Massive was an apt description Pittman used about one of them that really could apply to all three of this group.
But it was the emphasis on defense that got the attention of a lot of folks. Pittman signed five linebackers, including a graduate transfer from Oklahoma, who wasn’t a starter for the Sooners but HAS played in two playoff games.
How bad has the Hogs’ defense been? I wouldn’t be surprised to find out the blocking dummies hung 28 points on them in a skeleton drill one day.
As we’ve suspected, the talent level the last few years hasn’t been as wretched as the record. It is the new standard of how far down bad coaching can really take a team.
The best thing the previous staff did was redshirt so many players. At least those guys know how to get to class because they sure didn’t get much quality coaching.
Ignore the stats from the past two years. I’m not sure the staff gave the players much of a chance through development or game planning. It will be interesting to see how they play with this staff.
Speed and size were ares that needed fixing and Pittman addressed that.
Quarterback Malik Hornsby, though, may be the biggest indicator of what this coaching staff can do in recruiting. He was offered by Georgia, Alabama, Auburn, Florida State, Oregon, Texas and had committed to North Carolina before Jacolby Criswell of Morrilton decided to go there.
That’s a big-time recruit.
“There’s a guy that can throw it and run it,” Pittman said. “Certainly ideal for the type offense Kendal is planning on running.”
In the SEC, you can’t win with a quarterback that can only do one of those. To compete for championships in this league you better be able to pass the ball these days and that opens up the running game.
The quarterback does have to be able to run when the defense forgets that’s an option.
Hornsby will push the quarterbacks on the team already. That’s probably what Pittman wants.

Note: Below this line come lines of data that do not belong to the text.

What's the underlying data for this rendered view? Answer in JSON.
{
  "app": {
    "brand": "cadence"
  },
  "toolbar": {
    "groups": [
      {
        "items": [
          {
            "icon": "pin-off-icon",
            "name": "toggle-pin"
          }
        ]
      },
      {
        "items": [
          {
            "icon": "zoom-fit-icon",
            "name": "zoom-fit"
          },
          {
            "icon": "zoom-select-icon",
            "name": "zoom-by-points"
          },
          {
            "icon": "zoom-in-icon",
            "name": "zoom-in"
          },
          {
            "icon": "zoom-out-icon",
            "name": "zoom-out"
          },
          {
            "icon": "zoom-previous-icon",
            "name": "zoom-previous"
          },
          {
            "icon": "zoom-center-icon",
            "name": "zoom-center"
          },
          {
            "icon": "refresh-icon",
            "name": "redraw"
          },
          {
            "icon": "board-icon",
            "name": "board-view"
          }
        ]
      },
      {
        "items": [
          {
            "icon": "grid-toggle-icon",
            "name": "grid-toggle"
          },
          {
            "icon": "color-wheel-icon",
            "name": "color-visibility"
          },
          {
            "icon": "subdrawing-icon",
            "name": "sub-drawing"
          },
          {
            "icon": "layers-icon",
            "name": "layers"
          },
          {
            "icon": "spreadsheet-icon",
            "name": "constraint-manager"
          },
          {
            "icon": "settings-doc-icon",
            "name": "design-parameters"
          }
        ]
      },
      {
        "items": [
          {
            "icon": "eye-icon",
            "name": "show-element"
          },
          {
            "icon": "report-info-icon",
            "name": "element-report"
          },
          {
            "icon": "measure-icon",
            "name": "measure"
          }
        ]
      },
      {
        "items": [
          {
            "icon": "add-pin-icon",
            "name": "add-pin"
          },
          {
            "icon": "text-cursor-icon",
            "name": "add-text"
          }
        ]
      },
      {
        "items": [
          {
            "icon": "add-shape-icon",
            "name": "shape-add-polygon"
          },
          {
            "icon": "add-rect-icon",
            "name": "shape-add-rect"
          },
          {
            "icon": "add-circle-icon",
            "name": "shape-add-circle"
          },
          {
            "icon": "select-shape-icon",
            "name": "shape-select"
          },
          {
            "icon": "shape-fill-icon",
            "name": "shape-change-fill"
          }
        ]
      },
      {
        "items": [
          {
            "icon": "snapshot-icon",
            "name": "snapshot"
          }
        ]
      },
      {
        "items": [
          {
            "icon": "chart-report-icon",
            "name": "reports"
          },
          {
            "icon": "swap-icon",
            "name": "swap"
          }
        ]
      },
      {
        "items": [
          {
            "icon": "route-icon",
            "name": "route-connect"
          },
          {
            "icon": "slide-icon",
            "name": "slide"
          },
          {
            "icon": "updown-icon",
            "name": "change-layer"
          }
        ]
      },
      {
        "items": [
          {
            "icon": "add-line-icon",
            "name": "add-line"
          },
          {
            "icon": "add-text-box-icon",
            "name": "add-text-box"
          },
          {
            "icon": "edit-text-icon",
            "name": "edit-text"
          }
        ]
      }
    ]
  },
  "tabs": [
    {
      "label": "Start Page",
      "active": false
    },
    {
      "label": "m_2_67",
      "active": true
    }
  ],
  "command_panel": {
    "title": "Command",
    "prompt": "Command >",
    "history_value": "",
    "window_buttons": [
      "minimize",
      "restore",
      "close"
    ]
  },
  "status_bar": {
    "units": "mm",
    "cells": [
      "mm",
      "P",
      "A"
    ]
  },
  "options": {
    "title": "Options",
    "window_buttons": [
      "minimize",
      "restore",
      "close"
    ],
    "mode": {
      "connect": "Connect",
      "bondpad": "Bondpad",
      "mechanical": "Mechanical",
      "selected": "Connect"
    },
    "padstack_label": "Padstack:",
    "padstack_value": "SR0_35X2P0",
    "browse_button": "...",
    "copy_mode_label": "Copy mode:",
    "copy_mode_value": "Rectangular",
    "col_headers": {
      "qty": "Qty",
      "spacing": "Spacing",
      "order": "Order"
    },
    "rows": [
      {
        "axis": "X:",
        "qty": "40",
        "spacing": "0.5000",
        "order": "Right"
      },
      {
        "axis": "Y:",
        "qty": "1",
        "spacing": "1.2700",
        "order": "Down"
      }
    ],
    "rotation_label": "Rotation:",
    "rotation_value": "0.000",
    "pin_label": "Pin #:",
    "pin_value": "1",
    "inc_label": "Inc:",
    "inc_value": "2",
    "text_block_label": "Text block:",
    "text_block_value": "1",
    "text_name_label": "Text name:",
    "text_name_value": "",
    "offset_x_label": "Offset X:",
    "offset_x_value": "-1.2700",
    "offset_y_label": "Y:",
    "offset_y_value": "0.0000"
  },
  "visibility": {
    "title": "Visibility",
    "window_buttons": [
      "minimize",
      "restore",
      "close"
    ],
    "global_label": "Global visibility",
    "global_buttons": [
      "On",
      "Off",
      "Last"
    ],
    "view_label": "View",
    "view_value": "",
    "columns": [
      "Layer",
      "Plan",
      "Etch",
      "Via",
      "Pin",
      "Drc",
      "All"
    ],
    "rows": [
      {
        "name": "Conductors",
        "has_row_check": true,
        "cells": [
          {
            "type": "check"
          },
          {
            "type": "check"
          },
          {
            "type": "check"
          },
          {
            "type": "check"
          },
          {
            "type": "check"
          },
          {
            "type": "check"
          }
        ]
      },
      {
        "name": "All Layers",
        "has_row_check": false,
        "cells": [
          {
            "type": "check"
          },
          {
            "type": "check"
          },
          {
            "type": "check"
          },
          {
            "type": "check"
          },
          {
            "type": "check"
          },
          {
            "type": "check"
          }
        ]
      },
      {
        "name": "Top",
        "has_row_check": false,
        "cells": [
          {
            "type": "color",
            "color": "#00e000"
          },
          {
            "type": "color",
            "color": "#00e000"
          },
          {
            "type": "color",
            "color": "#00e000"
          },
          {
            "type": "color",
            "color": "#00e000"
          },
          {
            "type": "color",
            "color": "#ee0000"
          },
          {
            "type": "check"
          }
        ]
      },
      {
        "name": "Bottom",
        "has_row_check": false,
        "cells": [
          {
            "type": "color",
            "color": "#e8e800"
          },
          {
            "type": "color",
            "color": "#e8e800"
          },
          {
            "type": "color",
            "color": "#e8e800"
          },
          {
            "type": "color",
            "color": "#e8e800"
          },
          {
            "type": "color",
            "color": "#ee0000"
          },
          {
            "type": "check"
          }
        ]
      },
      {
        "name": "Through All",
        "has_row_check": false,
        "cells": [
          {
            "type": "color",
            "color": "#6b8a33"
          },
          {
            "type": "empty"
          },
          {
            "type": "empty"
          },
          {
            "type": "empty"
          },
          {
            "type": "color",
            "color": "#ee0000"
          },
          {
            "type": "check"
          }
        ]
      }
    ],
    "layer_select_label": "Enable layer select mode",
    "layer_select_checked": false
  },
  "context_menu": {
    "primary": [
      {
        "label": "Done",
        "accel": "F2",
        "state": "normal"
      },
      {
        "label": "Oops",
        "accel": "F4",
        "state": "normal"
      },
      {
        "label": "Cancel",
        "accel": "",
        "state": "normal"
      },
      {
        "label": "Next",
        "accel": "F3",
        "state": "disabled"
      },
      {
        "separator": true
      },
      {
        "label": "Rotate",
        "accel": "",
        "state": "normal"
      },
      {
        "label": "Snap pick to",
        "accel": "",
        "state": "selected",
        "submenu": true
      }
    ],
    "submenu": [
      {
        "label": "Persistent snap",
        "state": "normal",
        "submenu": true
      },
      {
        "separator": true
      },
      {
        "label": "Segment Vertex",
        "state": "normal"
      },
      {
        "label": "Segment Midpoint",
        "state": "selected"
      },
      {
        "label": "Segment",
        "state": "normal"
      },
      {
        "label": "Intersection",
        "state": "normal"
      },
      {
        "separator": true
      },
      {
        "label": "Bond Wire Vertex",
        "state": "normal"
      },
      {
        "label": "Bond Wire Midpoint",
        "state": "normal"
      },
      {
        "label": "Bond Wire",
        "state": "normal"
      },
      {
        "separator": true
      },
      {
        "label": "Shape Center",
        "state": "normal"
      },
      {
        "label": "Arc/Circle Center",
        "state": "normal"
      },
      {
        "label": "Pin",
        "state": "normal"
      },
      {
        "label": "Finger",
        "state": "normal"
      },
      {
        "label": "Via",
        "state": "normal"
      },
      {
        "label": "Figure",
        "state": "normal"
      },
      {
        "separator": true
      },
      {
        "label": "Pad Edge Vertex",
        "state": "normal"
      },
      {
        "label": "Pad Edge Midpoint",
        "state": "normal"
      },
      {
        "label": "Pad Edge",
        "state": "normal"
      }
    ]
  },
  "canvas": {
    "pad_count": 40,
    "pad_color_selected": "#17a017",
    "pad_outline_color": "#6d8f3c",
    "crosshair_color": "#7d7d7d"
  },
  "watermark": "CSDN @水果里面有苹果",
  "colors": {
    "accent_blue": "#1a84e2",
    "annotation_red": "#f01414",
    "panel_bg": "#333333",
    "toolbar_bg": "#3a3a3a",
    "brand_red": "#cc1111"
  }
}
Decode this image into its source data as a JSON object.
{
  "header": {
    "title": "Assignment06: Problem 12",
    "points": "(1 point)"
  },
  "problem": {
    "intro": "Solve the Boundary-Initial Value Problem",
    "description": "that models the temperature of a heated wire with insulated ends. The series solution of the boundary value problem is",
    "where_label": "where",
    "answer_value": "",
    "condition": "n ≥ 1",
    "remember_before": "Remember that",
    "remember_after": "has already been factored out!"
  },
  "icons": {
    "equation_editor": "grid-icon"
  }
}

“He was a guy we wanted,” Pittman said. “He’s a guy we went after.”
They got him because offensive coordinator Kendal Briles had been on his trail for four years, all the way back to when Briles was at Houston.
The fact they got him is one thing.
Now they’ve got to develop ’em.
And it’s probably a good guess Pittman knows that, too.